Paralympic track cyclist share an insight into a pro-athlete's life
Living paintings caught up with Paralympic cycling champion, Sophie Thornhill. And she explained about her diet and training schedule.
In terms of training. I'm a sprinter so we, we don't spend a huge amount of time actually riding our bikes because we have a lot more areas we need to target. So we we’re spending a lot of time in the gym, which allows us to get big and strong, um, which allows us to produce more power when we ride our bikes Don't get me wrong, we still ride our bikes more than we're in the gym. You know, we're, we're on the track two, three times a week and then out on the road as well. So that can involve some short sprints efforts from 60 metres up to 500 metres, and then even further in some box. And then in terms of food, we, there's not a strict diet, everything in moderation. We're still a treat. We just need to make sure that we're getting enough protein. And so then we recover from our training sessions and our muscles can recover, tissue doesn't break down too easily. In terms of carbohydrates, we don't eat a huge amount of carbohydrates. Cause as sprinters, unfortunately, we don't do a lot. So we're seen as a little bit lazy, so we're not allowed too many carbs, which is a shame cause I love bread, but yeah, not in terms of diet it’s everything in moderation and you'll be fine.
BBC radio DJ and festival style icon talks about Bowie, full version in Music Now
Hi I’m Jo Whiley and I’m a huge fan of the man that we’re going to talk about today and that is David Bowie. 1969 is remembered by most of humanity for one thing; the first time man landed on the Moon. The Apollo space mission was a very big deal. At schools across the land children had their lessons cancelled so that they could watch the Moon landings; people stayed home from work and everyone gathered around televisions to witness this monumental first for humanity.
* Moon landing
David Bowie was born David Jones, in Brixton, South London. He changed his surname to Bowie and in his early career was a folksy type, strumming his acoustic guitar whilst sitting cross-legged on stage. In 1969 he released an album which included Space Oddity, a track which was inspired by Stanley Kubrick’s sci-fi film classic 2001: A Space Odyssey, which you can find out about in our Film book. It was released as a single to coincide with the televising of the Moon landings but was slow to take off in the pop charts due to the refusal of the BBC to play it until the crew of Apollo 11 were safely back on Earth. It’s about an astronaut called Major Tom who was being launched into space. The words are quite odd, but strangely poetic. The original version of the song is very different to the sound clip that you've just heard. The orchestration is much sparser so his voice seems to float as if through space.
* Music: original Space Oddity by David Bowie
An insight into the mind of a Paralympic athlete

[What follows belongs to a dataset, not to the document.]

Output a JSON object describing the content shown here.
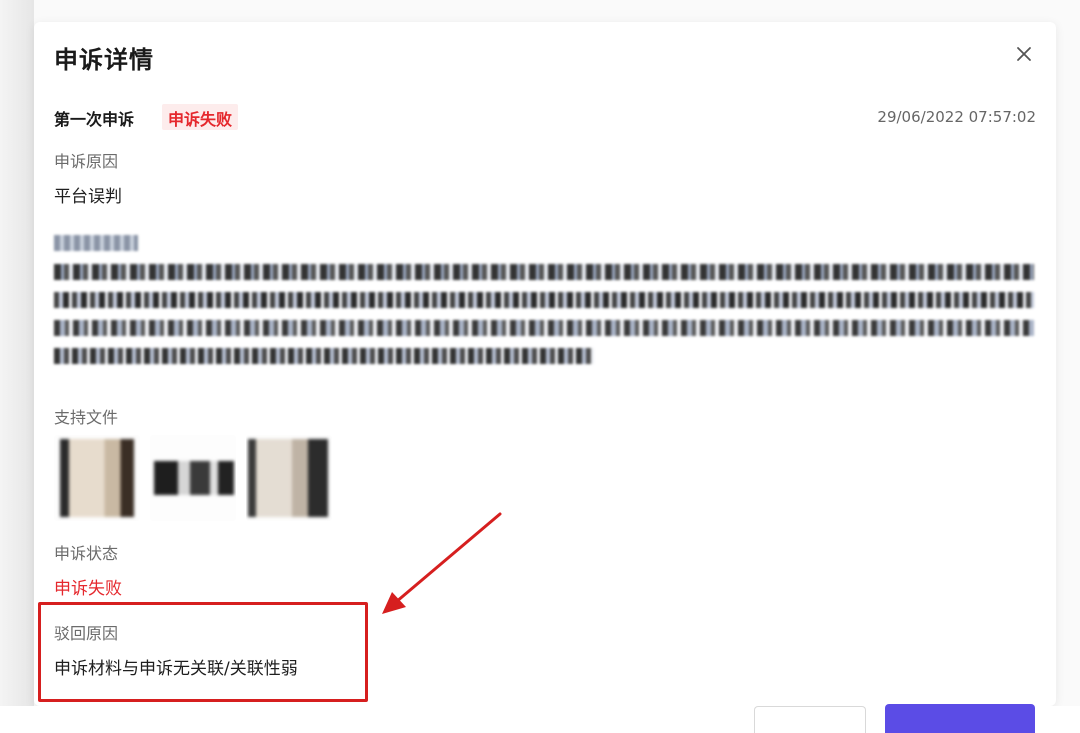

Hi, my name is Ade Adepitan, a Paralympian and TV presenter. The first time I really, um, decided that I wanted to be an Olympian or Paralympian because I didn't know about, um, Paralympians back then or an elite athlete let's say, it was when I watched the 1984 Los Angeles Olympics, and I was completely blown away by just the size of the event. The, the amazing, incredible athletes. I was suddenly inspired by people like Daley Thompson. Sebastian Coe, Edwin Moses. And to see that these guys were the best in the world at what they do, it was just fantastic. I used to be so into it that when I was watching the games at home on my sofa, I’d close my eyes. And as soon as the starter gun would go off, I'd start pumping my arms and imagining that I was there with thousands of people cheering me on in the stadium. And I just wanted to be the best athlete that I could possibly be. But another reason that, and probably the real reason why I wanted to take up sport and become a great athlete is because sport made me independent. It meant that I didn't have to rely on anybody to do anything. If I wanted to go to the shops, I was fit enough to get there myself. If I wanted to go to school, if I wanted to carry stuff around, I didn't have to rely on anyone because sport made me strong and it made me confident and it made me, I was able to communicate with anybody that I wanted to communicate with. And one of the greatest things about sport is that every day you can be better than you were the day before, because when you play sport, you train and then the next day you train and you can look back and say, I did it better than I did the day before. I think that is an amazing gift. That's why I love sport.